**Action item**
Make an exact copy of the listing, without images.

(Beginning of The data)

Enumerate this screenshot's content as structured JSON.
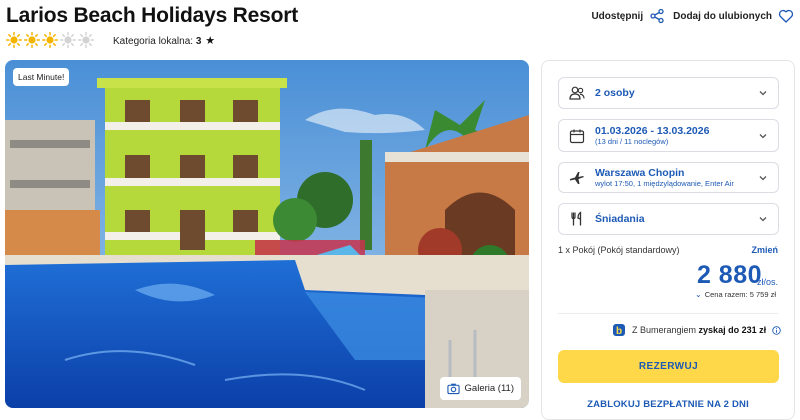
{
  "hotel": {
    "title": "Larios Beach Holidays Resort",
    "rating_suns": 3,
    "rating_max": 5,
    "category_label": "Kategoria lokalna:",
    "category_value": "3",
    "star_symbol": "★"
  },
  "actions": {
    "share_label": "Udostępnij",
    "favorite_label": "Dodaj do ulubionych"
  },
  "gallery": {
    "badge": "Last Minute!",
    "button_label": "Galeria (11)"
  },
  "booking": {
    "persons": "2 osoby",
    "dates": "01.03.2026 - 13.03.2026",
    "dates_sub": "(13 dni / 11 noclegów)",
    "departure": "Warszawa Chopin",
    "departure_sub": "wylot 17:50, 1 międzylądowanie, Enter Air",
    "board": "Śniadania",
    "room": "1 x Pokój  (Pokój standardowy)",
    "change_label": "Zmień",
    "price": "2 880",
    "price_unit": "zł/os.",
    "total_chevron": "⌄",
    "total": "Cena razem: 5 759 zł",
    "bumerang_prefix": "Z Bumerangiem",
    "bumerang_bold": "zyskaj do 231 zł",
    "reserve_label": "REZERWUJ",
    "block_label": "ZABLOKUJ BEZPŁATNIE NA 2 DNI"
  },
  "colors": {
    "accent": "#1d5ab5",
    "button": "#ffd84a",
    "sun_on": "#f5b400",
    "sun_off": "#d3d3d3"
  }
}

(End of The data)

**Answer box**
Enumerate this screenshot's content as structured JSON.
{
  "hotel": {
    "title": "Larios Beach Holidays Resort",
    "rating_suns": 3,
    "rating_max": 5,
    "category_label": "Kategoria lokalna:",
    "category_value": "3",
    "star_symbol": "★"
  },
  "actions": {
    "share_label": "Udostępnij",
    "favorite_label": "Dodaj do ulubionych"
  },
  "gallery": {
    "badge": "Last Minute!",
    "button_label": "Galeria (11)"
  },
  "booking": {
    "persons": "2 osoby",
    "dates": "01.03.2026 - 13.03.2026",
    "dates_sub": "(13 dni / 11 noclegów)",
    "departure": "Warszawa Chopin",
    "departure_sub": "wylot 17:50, 1 międzylądowanie, Enter Air",
    "board": "Śniadania",
    "room": "1 x Pokój  (Pokój standardowy)",
    "change_label": "Zmień",
    "price": "2 880",
    "price_unit": "zł/os.",
    "total_chevron": "⌄",
    "total": "Cena razem: 5 759 zł",
    "bumerang_prefix": "Z Bumerangiem",
    "bumerang_bold": "zyskaj do 231 zł",
    "reserve_label": "REZERWUJ",
    "block_label": "ZABLOKUJ BEZPŁATNIE NA 2 DNI"
  },
  "colors": {
    "accent": "#1d5ab5",
    "button": "#ffd84a",
    "sun_on": "#f5b400",
    "sun_off": "#d3d3d3"
  }
}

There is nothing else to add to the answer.